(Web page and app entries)
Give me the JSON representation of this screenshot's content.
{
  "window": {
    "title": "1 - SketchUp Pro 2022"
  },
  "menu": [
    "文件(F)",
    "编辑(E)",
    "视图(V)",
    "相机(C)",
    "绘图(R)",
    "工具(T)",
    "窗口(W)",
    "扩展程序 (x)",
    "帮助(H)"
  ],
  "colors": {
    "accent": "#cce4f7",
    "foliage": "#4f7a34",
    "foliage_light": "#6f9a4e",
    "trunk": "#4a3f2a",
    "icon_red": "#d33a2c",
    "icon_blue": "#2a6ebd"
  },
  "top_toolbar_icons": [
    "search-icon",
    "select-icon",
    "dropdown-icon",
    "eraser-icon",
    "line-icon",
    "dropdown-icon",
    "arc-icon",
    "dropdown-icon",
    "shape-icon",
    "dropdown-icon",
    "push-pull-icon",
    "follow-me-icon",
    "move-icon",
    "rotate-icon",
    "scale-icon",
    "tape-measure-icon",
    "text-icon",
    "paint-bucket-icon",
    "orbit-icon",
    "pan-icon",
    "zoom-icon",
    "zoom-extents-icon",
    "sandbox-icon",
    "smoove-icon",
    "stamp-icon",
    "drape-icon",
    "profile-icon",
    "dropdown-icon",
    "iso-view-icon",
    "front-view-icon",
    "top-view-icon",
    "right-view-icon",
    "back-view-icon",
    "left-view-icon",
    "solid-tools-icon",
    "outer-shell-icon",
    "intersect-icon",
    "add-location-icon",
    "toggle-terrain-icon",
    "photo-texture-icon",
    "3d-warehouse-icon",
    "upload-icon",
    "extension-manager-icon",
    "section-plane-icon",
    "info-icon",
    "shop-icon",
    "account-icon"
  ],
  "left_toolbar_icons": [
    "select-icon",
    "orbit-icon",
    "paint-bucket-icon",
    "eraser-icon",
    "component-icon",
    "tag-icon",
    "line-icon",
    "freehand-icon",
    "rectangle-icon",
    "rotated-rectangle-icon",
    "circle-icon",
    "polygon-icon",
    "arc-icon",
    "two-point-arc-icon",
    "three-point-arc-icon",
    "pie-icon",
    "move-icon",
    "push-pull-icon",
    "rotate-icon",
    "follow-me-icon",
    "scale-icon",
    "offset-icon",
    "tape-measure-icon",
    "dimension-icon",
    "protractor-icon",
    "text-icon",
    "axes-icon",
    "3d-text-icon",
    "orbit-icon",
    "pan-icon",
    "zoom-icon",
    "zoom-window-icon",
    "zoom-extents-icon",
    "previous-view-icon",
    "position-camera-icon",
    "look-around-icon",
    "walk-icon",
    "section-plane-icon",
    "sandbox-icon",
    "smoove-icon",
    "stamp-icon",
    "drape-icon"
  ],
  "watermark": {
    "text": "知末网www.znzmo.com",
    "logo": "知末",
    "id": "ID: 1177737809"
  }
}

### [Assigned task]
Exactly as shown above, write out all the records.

### [Task solution]
Give me the JSON representation of this screenshot's content.
{
  "window": {
    "title": "1 - SketchUp Pro 2022"
  },
  "menu": [
    "文件(F)",
    "编辑(E)",
    "视图(V)",
    "相机(C)",
    "绘图(R)",
    "工具(T)",
    "窗口(W)",
    "扩展程序 (x)",
    "帮助(H)"
  ],
  "colors": {
    "accent": "#cce4f7",
    "foliage": "#4f7a34",
    "foliage_light": "#6f9a4e",
    "trunk": "#4a3f2a",
    "icon_red": "#d33a2c",
    "icon_blue": "#2a6ebd"
  },
  "top_toolbar_icons": [
    "search-icon",
    "select-icon",
    "dropdown-icon",
    "eraser-icon",
    "line-icon",
    "dropdown-icon",
    "arc-icon",
    "dropdown-icon",
    "shape-icon",
    "dropdown-icon",
    "push-pull-icon",
    "follow-me-icon",
    "move-icon",
    "rotate-icon",
    "scale-icon",
    "tape-measure-icon",
    "text-icon",
    "paint-bucket-icon",
    "orbit-icon",
    "pan-icon",
    "zoom-icon",
    "zoom-extents-icon",
    "sandbox-icon",
    "smoove-icon",
    "stamp-icon",
    "drape-icon",
    "profile-icon",
    "dropdown-icon",
    "iso-view-icon",
    "front-view-icon",
    "top-view-icon",
    "right-view-icon",
    "back-view-icon",
    "left-view-icon",
    "solid-tools-icon",
    "outer-shell-icon",
    "intersect-icon",
    "add-location-icon",
    "toggle-terrain-icon",
    "photo-texture-icon",
    "3d-warehouse-icon",
    "upload-icon",
    "extension-manager-icon",
    "section-plane-icon",
    "info-icon",
    "shop-icon",
    "account-icon"
  ],
  "left_toolbar_icons": [
    "select-icon",
    "orbit-icon",
    "paint-bucket-icon",
    "eraser-icon",
    "component-icon",
    "tag-icon",
    "line-icon",
    "freehand-icon",
    "rectangle-icon",
    "rotated-rectangle-icon",
    "circle-icon",
    "polygon-icon",
    "arc-icon",
    "two-point-arc-icon",
    "three-point-arc-icon",
    "pie-icon",
    "move-icon",
    "push-pull-icon",
    "rotate-icon",
    "follow-me-icon",
    "scale-icon",
    "offset-icon",
    "tape-measure-icon",
    "dimension-icon",
    "protractor-icon",
    "text-icon",
    "axes-icon",
    "3d-text-icon",
    "orbit-icon",
    "pan-icon",
    "zoom-icon",
    "zoom-window-icon",
    "zoom-extents-icon",
    "previous-view-icon",
    "position-camera-icon",
    "look-around-icon",
    "walk-icon",
    "section-plane-icon",
    "sandbox-icon",
    "smoove-icon",
    "stamp-icon",
    "drape-icon"
  ],
  "watermark": {
    "text": "知末网www.znzmo.com",
    "logo": "知末",
    "id": "ID: 1177737809"
  }
}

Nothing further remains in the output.